■ **EXERCISE**
Using the listing below, say how many of its lines hold "armor". Offer nothing beyond the number.

■ **STUDY MATERIAL**
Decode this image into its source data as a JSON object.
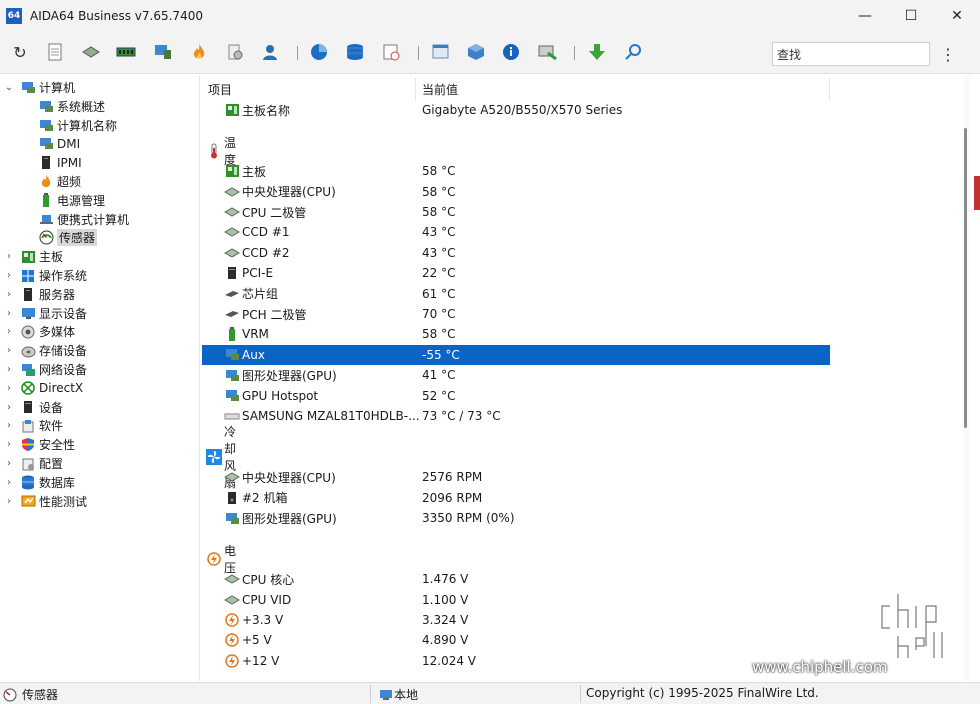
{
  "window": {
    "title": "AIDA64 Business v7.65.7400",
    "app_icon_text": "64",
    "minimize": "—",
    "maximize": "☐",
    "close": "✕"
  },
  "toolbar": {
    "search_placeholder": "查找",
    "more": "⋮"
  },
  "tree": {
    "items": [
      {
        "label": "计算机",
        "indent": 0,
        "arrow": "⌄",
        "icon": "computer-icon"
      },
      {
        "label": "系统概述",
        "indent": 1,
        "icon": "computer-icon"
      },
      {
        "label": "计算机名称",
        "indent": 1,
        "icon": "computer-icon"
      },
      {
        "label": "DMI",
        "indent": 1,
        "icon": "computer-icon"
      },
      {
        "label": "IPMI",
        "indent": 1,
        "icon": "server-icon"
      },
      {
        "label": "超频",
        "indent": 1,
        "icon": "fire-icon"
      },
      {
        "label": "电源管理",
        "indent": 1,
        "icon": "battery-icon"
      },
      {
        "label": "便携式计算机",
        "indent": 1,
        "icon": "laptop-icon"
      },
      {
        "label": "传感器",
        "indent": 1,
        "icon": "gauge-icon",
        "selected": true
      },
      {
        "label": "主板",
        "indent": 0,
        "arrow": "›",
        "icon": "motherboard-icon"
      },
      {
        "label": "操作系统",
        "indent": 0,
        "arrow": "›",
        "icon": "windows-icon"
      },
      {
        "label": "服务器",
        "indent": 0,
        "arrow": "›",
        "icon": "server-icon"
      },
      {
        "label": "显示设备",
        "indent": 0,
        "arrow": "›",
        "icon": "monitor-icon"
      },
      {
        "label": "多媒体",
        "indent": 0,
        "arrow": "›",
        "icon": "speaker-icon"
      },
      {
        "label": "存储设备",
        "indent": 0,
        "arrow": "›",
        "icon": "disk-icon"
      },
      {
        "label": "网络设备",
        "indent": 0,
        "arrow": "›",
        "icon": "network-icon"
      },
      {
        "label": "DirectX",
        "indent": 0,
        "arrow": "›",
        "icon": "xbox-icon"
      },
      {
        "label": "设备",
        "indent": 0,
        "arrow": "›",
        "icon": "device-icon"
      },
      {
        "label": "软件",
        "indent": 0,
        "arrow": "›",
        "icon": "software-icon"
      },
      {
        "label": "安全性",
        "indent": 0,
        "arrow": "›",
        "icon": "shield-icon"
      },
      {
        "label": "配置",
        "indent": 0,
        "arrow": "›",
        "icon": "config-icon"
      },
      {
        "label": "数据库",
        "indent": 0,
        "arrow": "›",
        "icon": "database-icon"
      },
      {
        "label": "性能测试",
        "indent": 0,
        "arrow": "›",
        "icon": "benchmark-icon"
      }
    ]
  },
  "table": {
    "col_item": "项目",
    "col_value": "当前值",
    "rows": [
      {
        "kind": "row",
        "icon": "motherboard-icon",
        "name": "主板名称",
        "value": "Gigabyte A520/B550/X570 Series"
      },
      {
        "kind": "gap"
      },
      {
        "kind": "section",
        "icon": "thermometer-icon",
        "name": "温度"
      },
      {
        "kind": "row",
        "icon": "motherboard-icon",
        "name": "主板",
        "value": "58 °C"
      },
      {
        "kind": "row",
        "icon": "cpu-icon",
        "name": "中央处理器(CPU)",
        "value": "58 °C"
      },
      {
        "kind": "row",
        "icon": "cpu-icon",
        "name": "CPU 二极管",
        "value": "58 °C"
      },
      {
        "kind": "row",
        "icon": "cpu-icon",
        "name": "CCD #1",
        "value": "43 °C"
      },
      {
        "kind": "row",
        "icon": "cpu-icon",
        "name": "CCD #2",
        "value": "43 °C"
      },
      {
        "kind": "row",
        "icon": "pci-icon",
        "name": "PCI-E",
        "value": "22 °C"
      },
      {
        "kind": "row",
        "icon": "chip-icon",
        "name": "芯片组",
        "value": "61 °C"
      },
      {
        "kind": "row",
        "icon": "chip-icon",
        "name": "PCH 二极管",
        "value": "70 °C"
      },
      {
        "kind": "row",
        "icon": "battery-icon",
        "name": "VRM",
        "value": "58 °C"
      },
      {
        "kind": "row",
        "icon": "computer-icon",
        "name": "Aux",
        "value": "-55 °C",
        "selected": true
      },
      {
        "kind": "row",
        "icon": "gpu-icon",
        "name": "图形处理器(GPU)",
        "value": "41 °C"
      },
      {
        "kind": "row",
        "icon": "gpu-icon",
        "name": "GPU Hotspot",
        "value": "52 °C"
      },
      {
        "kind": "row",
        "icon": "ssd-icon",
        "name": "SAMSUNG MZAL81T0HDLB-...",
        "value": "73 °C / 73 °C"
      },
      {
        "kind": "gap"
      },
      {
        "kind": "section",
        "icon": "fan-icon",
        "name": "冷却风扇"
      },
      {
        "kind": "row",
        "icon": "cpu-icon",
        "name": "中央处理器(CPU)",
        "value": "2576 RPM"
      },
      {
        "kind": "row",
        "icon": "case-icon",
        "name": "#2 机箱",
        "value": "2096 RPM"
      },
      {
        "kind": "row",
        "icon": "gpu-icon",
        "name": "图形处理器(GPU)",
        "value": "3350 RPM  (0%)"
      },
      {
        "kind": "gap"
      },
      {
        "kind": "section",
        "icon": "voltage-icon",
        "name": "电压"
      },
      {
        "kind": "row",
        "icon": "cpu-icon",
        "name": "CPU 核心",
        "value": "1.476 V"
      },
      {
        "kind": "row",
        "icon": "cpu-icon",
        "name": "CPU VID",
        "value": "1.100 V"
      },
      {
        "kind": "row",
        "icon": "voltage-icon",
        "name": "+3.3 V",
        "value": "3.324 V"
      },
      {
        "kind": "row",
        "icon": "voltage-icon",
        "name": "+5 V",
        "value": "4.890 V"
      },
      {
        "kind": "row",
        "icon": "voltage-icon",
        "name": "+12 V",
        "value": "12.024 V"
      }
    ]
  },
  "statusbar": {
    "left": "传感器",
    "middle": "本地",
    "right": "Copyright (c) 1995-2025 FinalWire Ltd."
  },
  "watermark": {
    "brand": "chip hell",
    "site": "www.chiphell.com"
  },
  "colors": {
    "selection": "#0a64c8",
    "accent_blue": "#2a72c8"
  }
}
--
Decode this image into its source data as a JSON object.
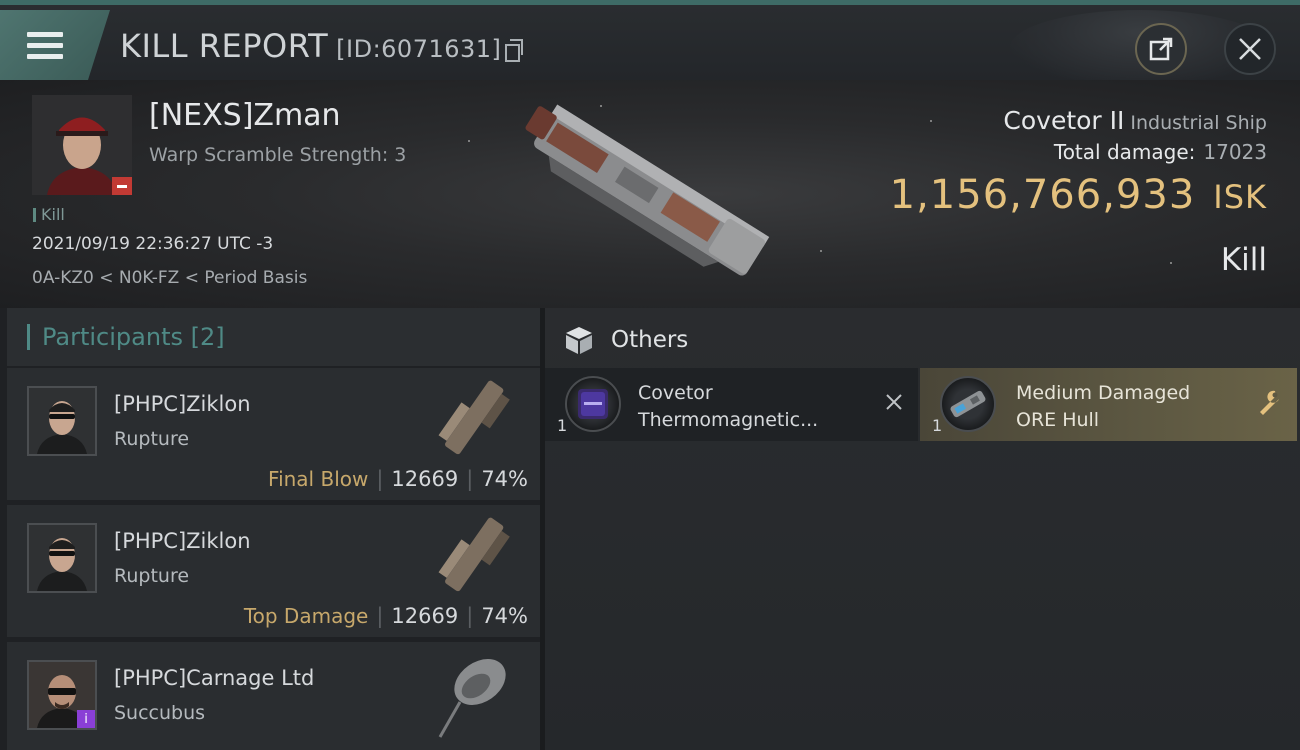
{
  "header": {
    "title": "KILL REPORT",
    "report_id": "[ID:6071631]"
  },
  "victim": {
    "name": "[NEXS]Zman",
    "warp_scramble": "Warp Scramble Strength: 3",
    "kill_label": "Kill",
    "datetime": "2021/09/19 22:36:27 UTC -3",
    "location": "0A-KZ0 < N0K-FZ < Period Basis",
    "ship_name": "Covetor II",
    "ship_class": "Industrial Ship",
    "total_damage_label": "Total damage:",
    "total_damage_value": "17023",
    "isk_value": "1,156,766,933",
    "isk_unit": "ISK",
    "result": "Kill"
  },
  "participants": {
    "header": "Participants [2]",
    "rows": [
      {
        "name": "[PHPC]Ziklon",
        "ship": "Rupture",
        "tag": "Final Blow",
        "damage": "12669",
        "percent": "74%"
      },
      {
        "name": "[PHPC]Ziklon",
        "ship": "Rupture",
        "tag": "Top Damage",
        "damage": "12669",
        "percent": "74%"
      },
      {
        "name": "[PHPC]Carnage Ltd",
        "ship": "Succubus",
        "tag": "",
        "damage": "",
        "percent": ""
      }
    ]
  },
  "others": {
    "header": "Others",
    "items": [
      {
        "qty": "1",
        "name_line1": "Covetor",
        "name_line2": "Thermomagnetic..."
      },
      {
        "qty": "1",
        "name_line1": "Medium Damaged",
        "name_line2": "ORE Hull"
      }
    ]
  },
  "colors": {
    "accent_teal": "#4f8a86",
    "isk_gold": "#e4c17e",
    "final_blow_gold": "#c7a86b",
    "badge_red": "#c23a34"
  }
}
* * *
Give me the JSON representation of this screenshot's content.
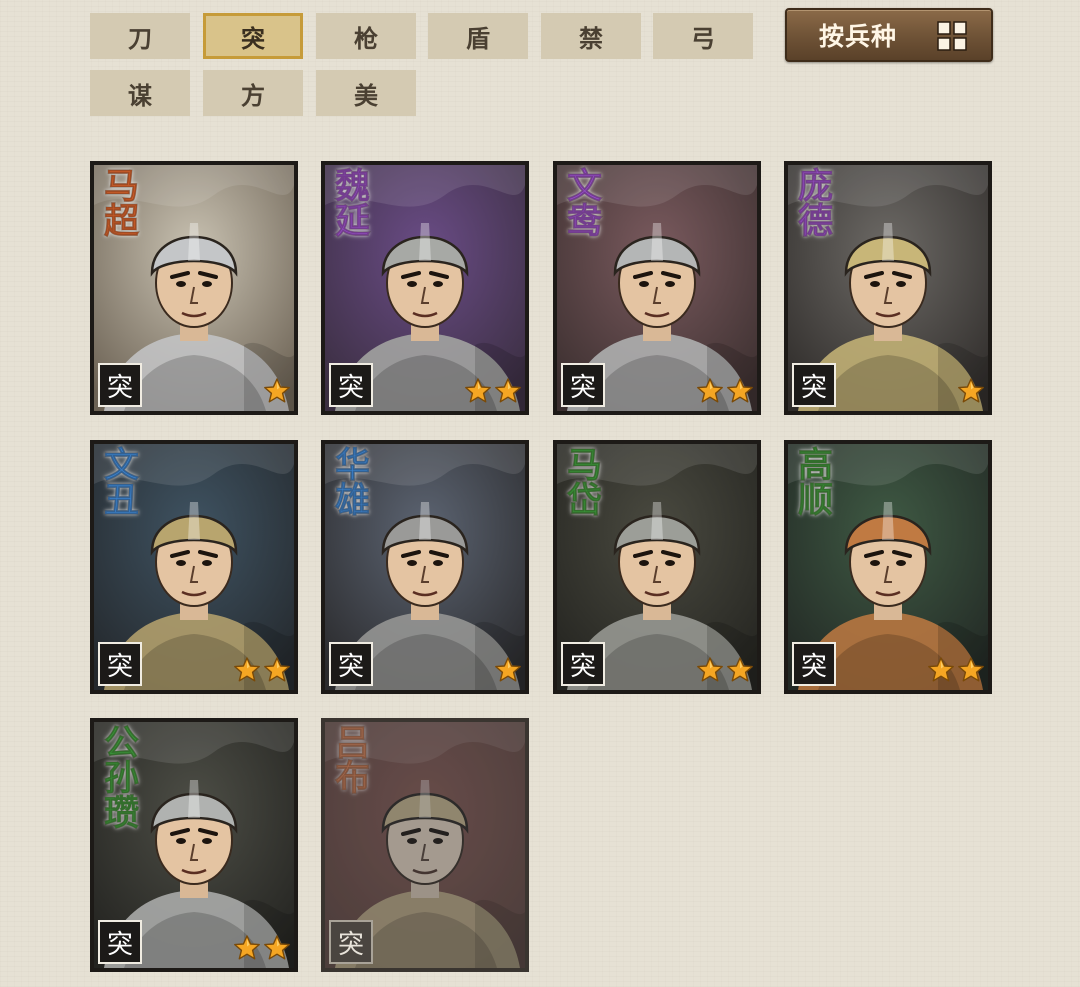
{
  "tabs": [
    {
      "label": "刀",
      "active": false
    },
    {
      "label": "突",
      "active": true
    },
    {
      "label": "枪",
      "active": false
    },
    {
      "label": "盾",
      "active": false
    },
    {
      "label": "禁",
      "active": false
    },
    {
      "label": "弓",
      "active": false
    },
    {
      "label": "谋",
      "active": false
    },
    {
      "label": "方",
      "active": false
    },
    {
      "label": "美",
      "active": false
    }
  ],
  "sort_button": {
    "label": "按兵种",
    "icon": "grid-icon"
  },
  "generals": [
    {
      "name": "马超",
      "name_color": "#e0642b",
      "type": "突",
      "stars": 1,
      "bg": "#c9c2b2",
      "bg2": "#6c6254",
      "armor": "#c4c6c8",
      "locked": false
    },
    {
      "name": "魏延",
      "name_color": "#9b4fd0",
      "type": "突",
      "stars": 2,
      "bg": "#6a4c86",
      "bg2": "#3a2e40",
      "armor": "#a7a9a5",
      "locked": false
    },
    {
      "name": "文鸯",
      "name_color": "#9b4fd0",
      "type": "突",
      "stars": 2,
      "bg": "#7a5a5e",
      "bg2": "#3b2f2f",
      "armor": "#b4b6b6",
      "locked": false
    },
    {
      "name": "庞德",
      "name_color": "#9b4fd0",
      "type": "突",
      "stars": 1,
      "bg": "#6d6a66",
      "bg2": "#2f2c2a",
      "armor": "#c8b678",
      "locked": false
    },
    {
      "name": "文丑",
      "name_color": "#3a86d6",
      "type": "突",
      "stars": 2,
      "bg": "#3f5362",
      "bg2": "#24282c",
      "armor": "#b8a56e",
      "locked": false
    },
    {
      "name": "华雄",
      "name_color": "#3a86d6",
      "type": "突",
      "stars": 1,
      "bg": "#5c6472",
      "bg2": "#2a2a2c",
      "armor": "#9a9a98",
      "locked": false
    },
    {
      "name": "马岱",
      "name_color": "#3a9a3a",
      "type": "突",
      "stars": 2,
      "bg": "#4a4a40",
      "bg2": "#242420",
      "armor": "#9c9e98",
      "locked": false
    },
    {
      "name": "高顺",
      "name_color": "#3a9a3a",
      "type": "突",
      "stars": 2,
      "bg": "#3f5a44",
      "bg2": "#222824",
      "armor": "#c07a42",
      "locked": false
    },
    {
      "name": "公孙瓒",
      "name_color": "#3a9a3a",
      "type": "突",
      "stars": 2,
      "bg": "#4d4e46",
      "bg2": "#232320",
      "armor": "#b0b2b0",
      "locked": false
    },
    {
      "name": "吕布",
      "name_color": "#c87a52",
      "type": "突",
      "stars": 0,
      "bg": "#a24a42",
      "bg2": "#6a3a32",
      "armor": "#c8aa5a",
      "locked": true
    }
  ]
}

■ **EXERCISE SOLUTION**
10